# [What is needed]
Within the data that follows, how many lines contain the word "JSON"? Reply with only the number.

══ Records to process

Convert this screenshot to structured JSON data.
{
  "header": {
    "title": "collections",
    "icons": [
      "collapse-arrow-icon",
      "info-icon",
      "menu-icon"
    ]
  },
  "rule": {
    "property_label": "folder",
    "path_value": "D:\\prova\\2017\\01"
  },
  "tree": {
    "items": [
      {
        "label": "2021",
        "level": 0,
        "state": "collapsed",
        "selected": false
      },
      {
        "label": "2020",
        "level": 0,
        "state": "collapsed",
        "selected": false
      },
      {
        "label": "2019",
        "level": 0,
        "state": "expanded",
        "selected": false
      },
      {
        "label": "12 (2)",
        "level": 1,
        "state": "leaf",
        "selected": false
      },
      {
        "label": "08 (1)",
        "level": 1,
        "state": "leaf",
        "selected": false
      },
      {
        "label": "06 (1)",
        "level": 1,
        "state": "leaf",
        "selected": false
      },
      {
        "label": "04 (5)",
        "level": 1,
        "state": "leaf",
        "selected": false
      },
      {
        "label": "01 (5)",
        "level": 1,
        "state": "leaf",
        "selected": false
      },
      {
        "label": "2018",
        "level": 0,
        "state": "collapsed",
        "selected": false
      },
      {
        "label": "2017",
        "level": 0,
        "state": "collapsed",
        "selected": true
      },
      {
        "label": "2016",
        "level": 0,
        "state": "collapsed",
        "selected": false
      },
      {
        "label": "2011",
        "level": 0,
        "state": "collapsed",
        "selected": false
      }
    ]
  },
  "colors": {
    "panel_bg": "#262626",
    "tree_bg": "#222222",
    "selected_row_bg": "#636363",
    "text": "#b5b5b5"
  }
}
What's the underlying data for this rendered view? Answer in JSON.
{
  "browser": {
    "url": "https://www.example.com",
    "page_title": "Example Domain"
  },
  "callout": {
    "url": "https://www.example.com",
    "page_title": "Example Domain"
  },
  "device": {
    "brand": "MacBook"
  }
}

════

# [Answer]
2